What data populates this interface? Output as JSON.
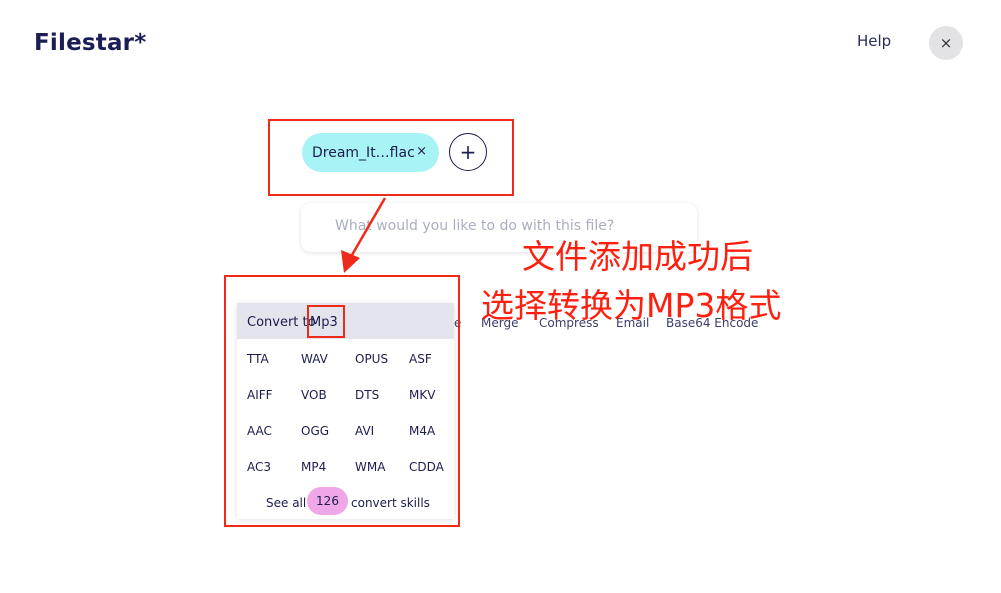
{
  "header": {
    "logo": "Filestar*",
    "help": "Help",
    "close": "×"
  },
  "file": {
    "name": "Dream_It…flac",
    "remove": "×",
    "add": "+"
  },
  "query": {
    "placeholder": "What would you like to do with this file?"
  },
  "skills": {
    "partial": "e",
    "items": [
      "Merge",
      "Compress",
      "Email",
      "Base64 Encode"
    ]
  },
  "menu": {
    "label": "Convert to",
    "value": "Mp3",
    "formats": [
      [
        "TTA",
        "WAV",
        "OPUS",
        "ASF"
      ],
      [
        "AIFF",
        "VOB",
        "DTS",
        "MKV"
      ],
      [
        "AAC",
        "OGG",
        "AVI",
        "M4A"
      ],
      [
        "AC3",
        "MP4",
        "WMA",
        "CDDA"
      ]
    ],
    "see_all": "See all",
    "count": "126",
    "suffix": "convert skills"
  },
  "annotation": {
    "line1": "文件添加成功后",
    "line2": "选择转换为MP3格式",
    "color": "#ff1f0f"
  }
}
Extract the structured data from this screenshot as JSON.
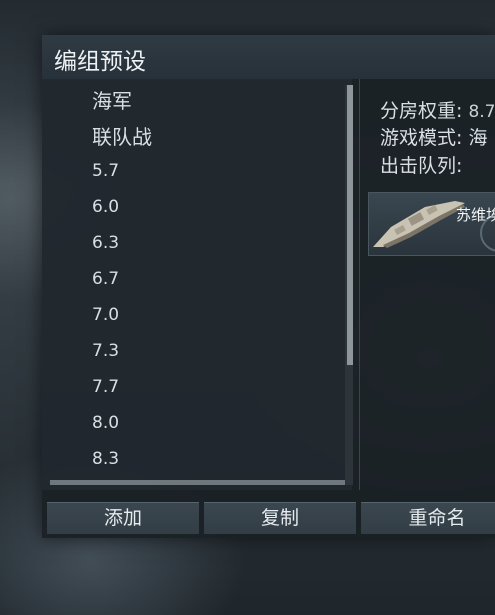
{
  "window": {
    "title": "编组预设"
  },
  "list": {
    "items": [
      {
        "label": "海军"
      },
      {
        "label": "联队战"
      },
      {
        "label": "5.7"
      },
      {
        "label": "6.0"
      },
      {
        "label": "6.3"
      },
      {
        "label": "6.7"
      },
      {
        "label": "7.0"
      },
      {
        "label": "7.3"
      },
      {
        "label": "7.7"
      },
      {
        "label": "8.0"
      },
      {
        "label": "8.3"
      }
    ]
  },
  "info": {
    "br_label": "分房权重:",
    "br_value": "8.7",
    "mode_label": "游戏模式:",
    "mode_value": "海",
    "lineup_label": "出击队列:"
  },
  "ship_card": {
    "name": "苏维埃"
  },
  "buttons": {
    "add": "添加",
    "copy": "复制",
    "rename": "重命名"
  },
  "colors": {
    "panel_bg": "#1a2025",
    "titlebar_bg": "#2f3a42",
    "text": "#d9dfe3",
    "button_bg": "#3b4750"
  }
}
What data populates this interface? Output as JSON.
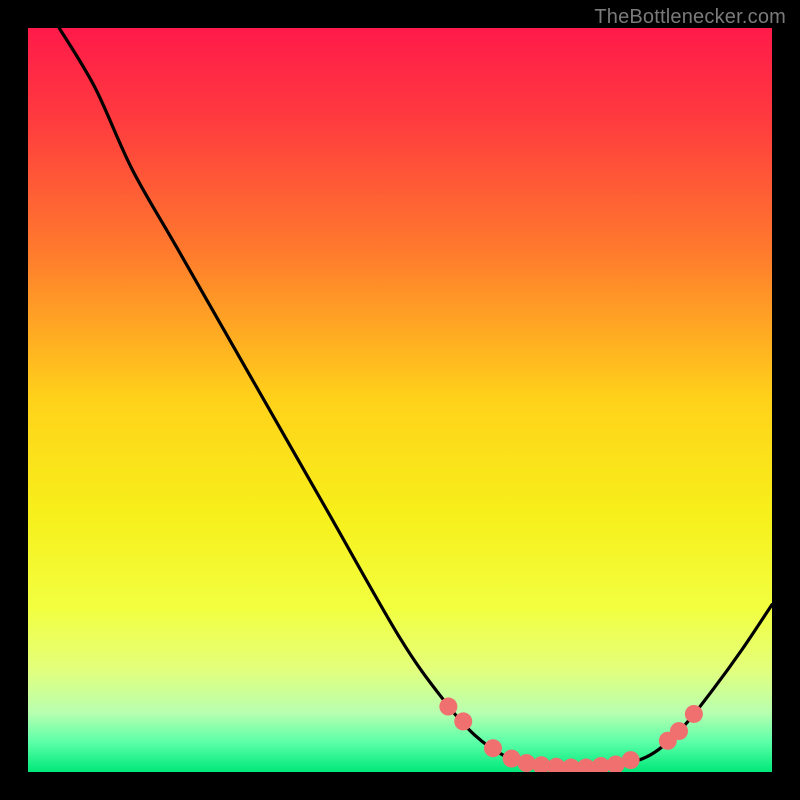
{
  "watermark": "TheBottlenecker.com",
  "chart_data": {
    "type": "line",
    "title": "",
    "xlabel": "",
    "ylabel": "",
    "xlim": [
      0,
      100
    ],
    "ylim": [
      0,
      100
    ],
    "background_gradient": {
      "stops": [
        {
          "offset": 0.0,
          "color": "#ff1a4a"
        },
        {
          "offset": 0.12,
          "color": "#ff3a3f"
        },
        {
          "offset": 0.3,
          "color": "#ff7a2d"
        },
        {
          "offset": 0.5,
          "color": "#ffd21a"
        },
        {
          "offset": 0.65,
          "color": "#f7ef1a"
        },
        {
          "offset": 0.78,
          "color": "#f2ff40"
        },
        {
          "offset": 0.86,
          "color": "#e4ff7a"
        },
        {
          "offset": 0.92,
          "color": "#b8ffb0"
        },
        {
          "offset": 0.96,
          "color": "#5bffa8"
        },
        {
          "offset": 1.0,
          "color": "#00e879"
        }
      ]
    },
    "curve": [
      {
        "x": 4.2,
        "y": 100.0
      },
      {
        "x": 9.0,
        "y": 92.0
      },
      {
        "x": 14.0,
        "y": 81.0
      },
      {
        "x": 20.0,
        "y": 70.5
      },
      {
        "x": 30.0,
        "y": 53.0
      },
      {
        "x": 40.0,
        "y": 35.5
      },
      {
        "x": 50.0,
        "y": 18.0
      },
      {
        "x": 56.0,
        "y": 9.5
      },
      {
        "x": 60.0,
        "y": 5.0
      },
      {
        "x": 64.0,
        "y": 2.2
      },
      {
        "x": 68.0,
        "y": 1.0
      },
      {
        "x": 72.0,
        "y": 0.6
      },
      {
        "x": 76.0,
        "y": 0.6
      },
      {
        "x": 80.0,
        "y": 1.0
      },
      {
        "x": 84.0,
        "y": 2.5
      },
      {
        "x": 88.0,
        "y": 6.0
      },
      {
        "x": 92.0,
        "y": 11.0
      },
      {
        "x": 96.0,
        "y": 16.5
      },
      {
        "x": 100.0,
        "y": 22.5
      }
    ],
    "markers": [
      {
        "x": 56.5,
        "y": 8.8
      },
      {
        "x": 58.5,
        "y": 6.8
      },
      {
        "x": 62.5,
        "y": 3.2
      },
      {
        "x": 65.0,
        "y": 1.8
      },
      {
        "x": 67.0,
        "y": 1.2
      },
      {
        "x": 69.0,
        "y": 0.9
      },
      {
        "x": 71.0,
        "y": 0.7
      },
      {
        "x": 73.0,
        "y": 0.6
      },
      {
        "x": 75.0,
        "y": 0.6
      },
      {
        "x": 77.0,
        "y": 0.8
      },
      {
        "x": 79.0,
        "y": 1.0
      },
      {
        "x": 81.0,
        "y": 1.6
      },
      {
        "x": 86.0,
        "y": 4.2
      },
      {
        "x": 87.5,
        "y": 5.5
      },
      {
        "x": 89.5,
        "y": 7.8
      }
    ],
    "marker_color": "#f07070",
    "marker_radius": 9,
    "curve_stroke": "#000000",
    "curve_width": 3.2
  }
}
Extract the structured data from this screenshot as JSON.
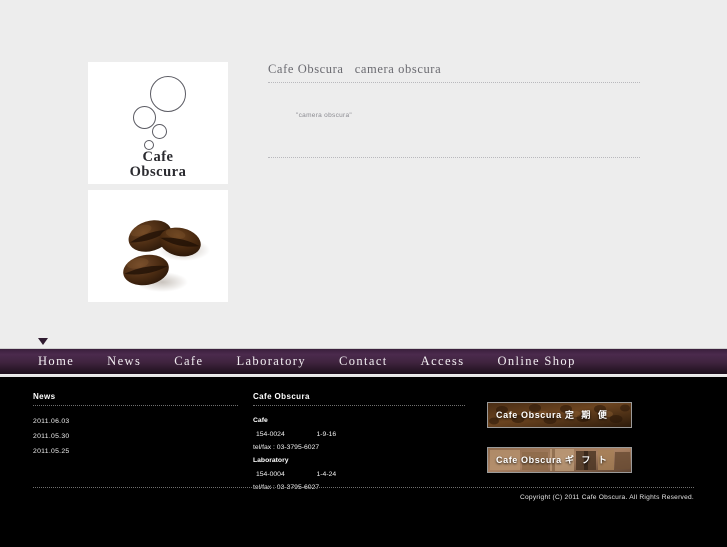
{
  "site": {
    "logo_line1": "Cafe",
    "logo_line2": "Obscura"
  },
  "main": {
    "headline": "Cafe Obscura   camera obscura",
    "subtext": "\"camera obscura\""
  },
  "nav": {
    "items": [
      {
        "label": "Home"
      },
      {
        "label": "News"
      },
      {
        "label": "Cafe"
      },
      {
        "label": "Laboratory"
      },
      {
        "label": "Contact"
      },
      {
        "label": "Access"
      },
      {
        "label": "Online Shop"
      }
    ]
  },
  "footer": {
    "news": {
      "heading": "News",
      "items": [
        {
          "date": "2011.06.03"
        },
        {
          "date": "2011.05.30"
        },
        {
          "date": "2011.05.25"
        }
      ]
    },
    "info": {
      "heading": "Cafe Obscura",
      "cafe": {
        "label": "Cafe",
        "postal": "154-0024",
        "address": "1-9-16",
        "telfax": "tel/fax : 03-3795-6027"
      },
      "laboratory": {
        "label": "Laboratory",
        "postal": "154-0004",
        "address": "1-4-24",
        "telfax": "tel/fax : 03-3795-6027"
      }
    },
    "banners": [
      {
        "brand": "Cafe Obscura",
        "jp": "定 期 便"
      },
      {
        "brand": "Cafe Obscura",
        "jp": "ギ フ ト"
      }
    ],
    "copyright": "Copyright (C) 2011 Cafe Obscura. All Rights Reserved."
  },
  "colors": {
    "page_bg": "#ededed",
    "nav_bg": "#40243f",
    "footer_bg": "#000000",
    "accent_text": "#6a6a70"
  }
}
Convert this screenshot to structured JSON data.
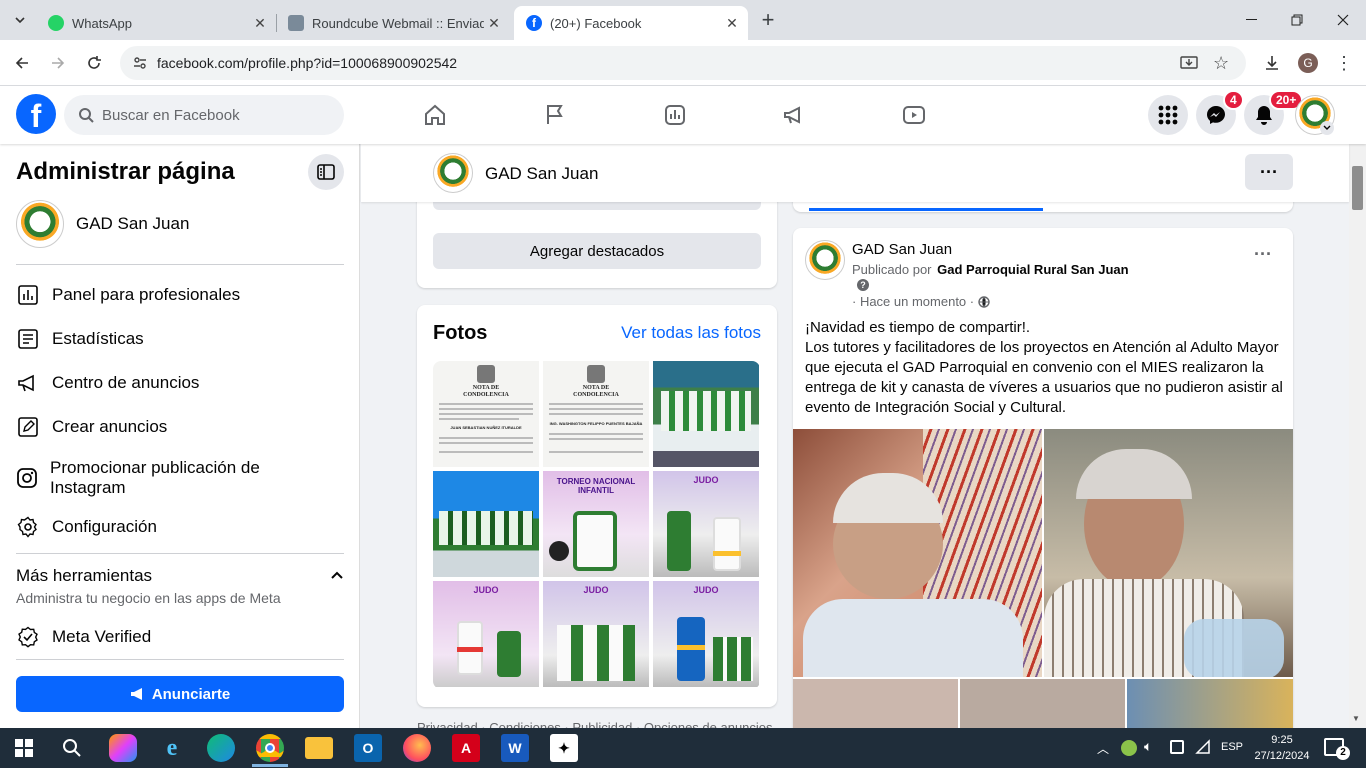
{
  "browser": {
    "tabs": [
      {
        "title": "WhatsApp"
      },
      {
        "title": "Roundcube Webmail :: Enviados"
      },
      {
        "title": "(20+) Facebook"
      }
    ],
    "url": "facebook.com/profile.php?id=100068900902542",
    "profile_initial": "G"
  },
  "fb": {
    "search_placeholder": "Buscar en Facebook",
    "messenger_badge": "4",
    "notif_badge": "20+"
  },
  "sidebar": {
    "title": "Administrar página",
    "page_name": "GAD San Juan",
    "items": [
      {
        "label": "Panel para profesionales",
        "icon": "dashboard-icon"
      },
      {
        "label": "Estadísticas",
        "icon": "insights-icon"
      },
      {
        "label": "Centro de anuncios",
        "icon": "megaphone-icon"
      },
      {
        "label": "Crear anuncios",
        "icon": "pencil-icon"
      },
      {
        "label": "Promocionar publicación de Instagram",
        "icon": "instagram-icon"
      },
      {
        "label": "Configuración",
        "icon": "gear-icon"
      }
    ],
    "more_tools_title": "Más herramientas",
    "more_tools_sub": "Administra tu negocio en las apps de Meta",
    "meta_verified": "Meta Verified",
    "ad_button": "Anunciarte"
  },
  "pagebar": {
    "name": "GAD San Juan"
  },
  "highlights": {
    "button": "Agregar destacados"
  },
  "photos": {
    "title": "Fotos",
    "see_all": "Ver todas las fotos",
    "doc_line1": "NOTA DE",
    "doc_line2": "CONDOLENCIA",
    "doc1_name": "JUAN SEBASTIAN NUÑEZ ITURALDE",
    "doc2_name": "ING. WASHINGTON FELIPPO PUENTES BAJAÑA",
    "banner_text": "TORNEO NACIONAL INFANTIL",
    "judo_text": "JUDO"
  },
  "footer_links": "Privacidad · Condiciones · Publicidad · Opciones de anuncios",
  "post": {
    "author": "GAD San Juan",
    "published_by_prefix": "Publicado por",
    "published_by": "Gad Parroquial Rural San Juan",
    "time": "· Hace un momento ·",
    "text_line1": "¡Navidad es tiempo de compartir!.",
    "text_body": "Los tutores y facilitadores de los proyectos en Atención al Adulto Mayor que ejecuta el GAD Parroquial en convenio con el MIES realizaron la entrega de kit y canasta de víveres a usuarios que no pudieron asistir al evento de Integración Social y Cultural."
  },
  "taskbar": {
    "lang": "ESP",
    "time": "9:25",
    "date": "27/12/2024",
    "notif_count": "2"
  }
}
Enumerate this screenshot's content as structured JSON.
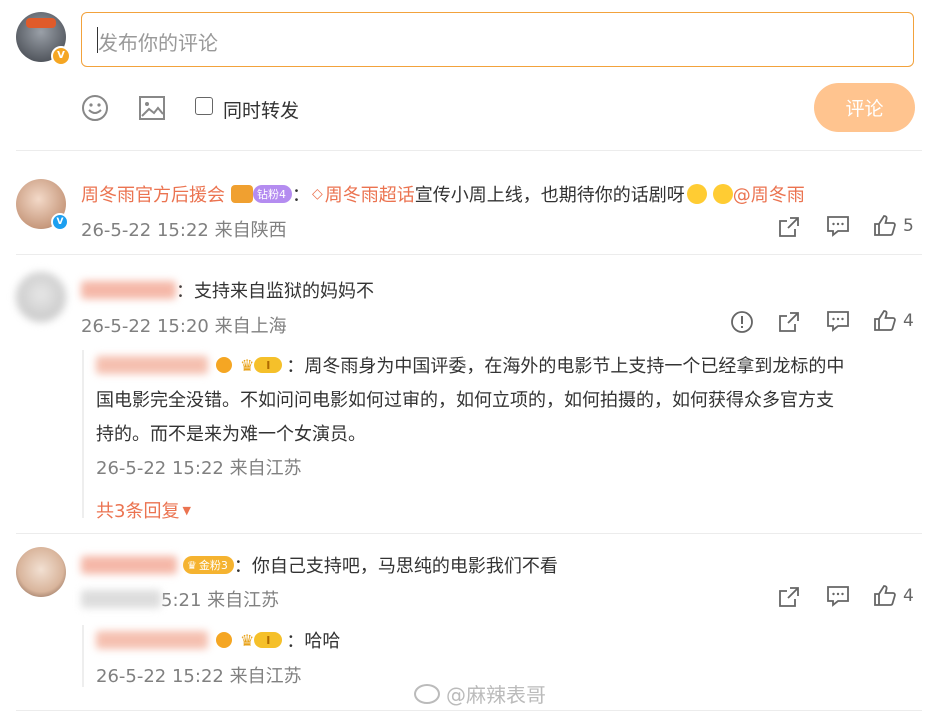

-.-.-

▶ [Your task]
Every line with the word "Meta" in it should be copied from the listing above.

▶ [Answer to this task]
    "more_tools_sub": "Administra tu negocio en las apps de Meta",
    "meta_verified": "Meta Verified",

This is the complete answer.